Wednesday, February 1, 2017

Mob Law in Tangipahoa

Last Tuesday morning, John Johnson the negro boy who so unmercifully slaughtered the Cotton family at Tickfaw, Louisiana, and brought up from the city to Amite to be put upon his trial, but the court was relieved of this pleasure as a mob of some 250 men gathered there after dark and took Johnson and Arch Joiner, who was charged as an accomplice, and another negro name Williams who was charged with killing his wife, out of the jail, while Johnson and Joiner were carried back to the scene of their unlawful crime to be burned at the stake. They promised the mob if they would not burn them they would make an honest confession, which was agreed to. They both then confessed to the awful crime and said two other negroes were with them and they did it thinking there was a large sum of money in the house. They were then hanged and riddled with bullets.
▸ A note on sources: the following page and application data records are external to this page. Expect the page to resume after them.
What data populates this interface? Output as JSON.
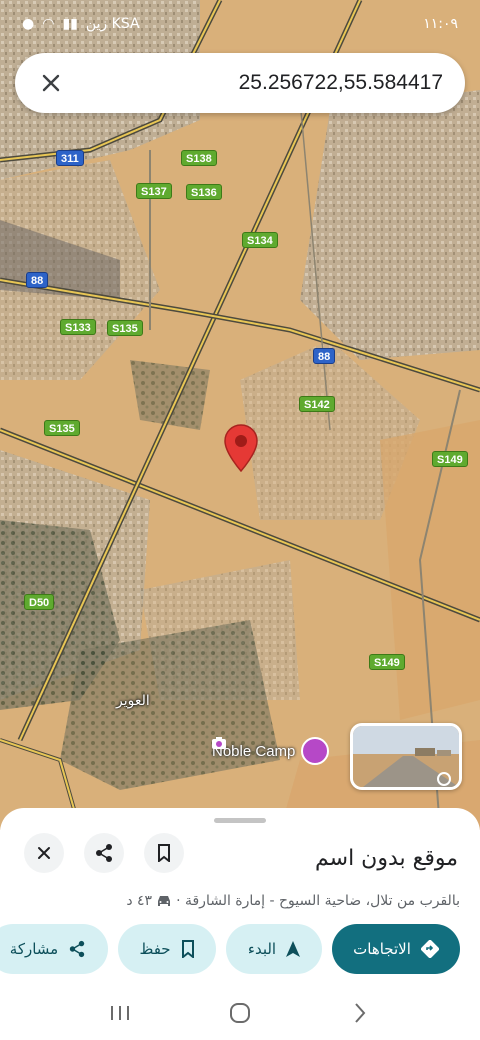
{
  "status_bar": {
    "time": "١١:٠٩",
    "carrier": "زين KSA"
  },
  "search": {
    "value": "25.256722,55.584417",
    "close_icon": "close-icon"
  },
  "map": {
    "route_badges": [
      "S138",
      "S137",
      "S136",
      "S134",
      "S133",
      "S135",
      "S135",
      "S142",
      "S149",
      "S149",
      "311",
      "88",
      "88",
      "D50"
    ],
    "labels": {
      "place_ar": "العوير",
      "poi_name": "Noble Camp"
    },
    "colors": {
      "desert": "#d9b07a",
      "urban": "#bfb7a8",
      "road": "#e8c655",
      "pin": "#e53935",
      "route_green": "#5faa2f",
      "route_blue": "#2d63c8"
    }
  },
  "sheet": {
    "title": "موقع بدون اسم",
    "subtitle_place": "بالقرب من تلال، ضاحية السيوح - إمارة الشارقة ·",
    "drive_time": "٤٣ د",
    "buttons": {
      "directions": "الاتجاهات",
      "start": "البدء",
      "save": "حفظ",
      "share": "مشاركة"
    },
    "accent": "#126f7f"
  }
}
Source: Baton Rouge, The St. Helena, Echo- (Greensburg, LA)
              Jan. 22, 1897, p. l. Col.3.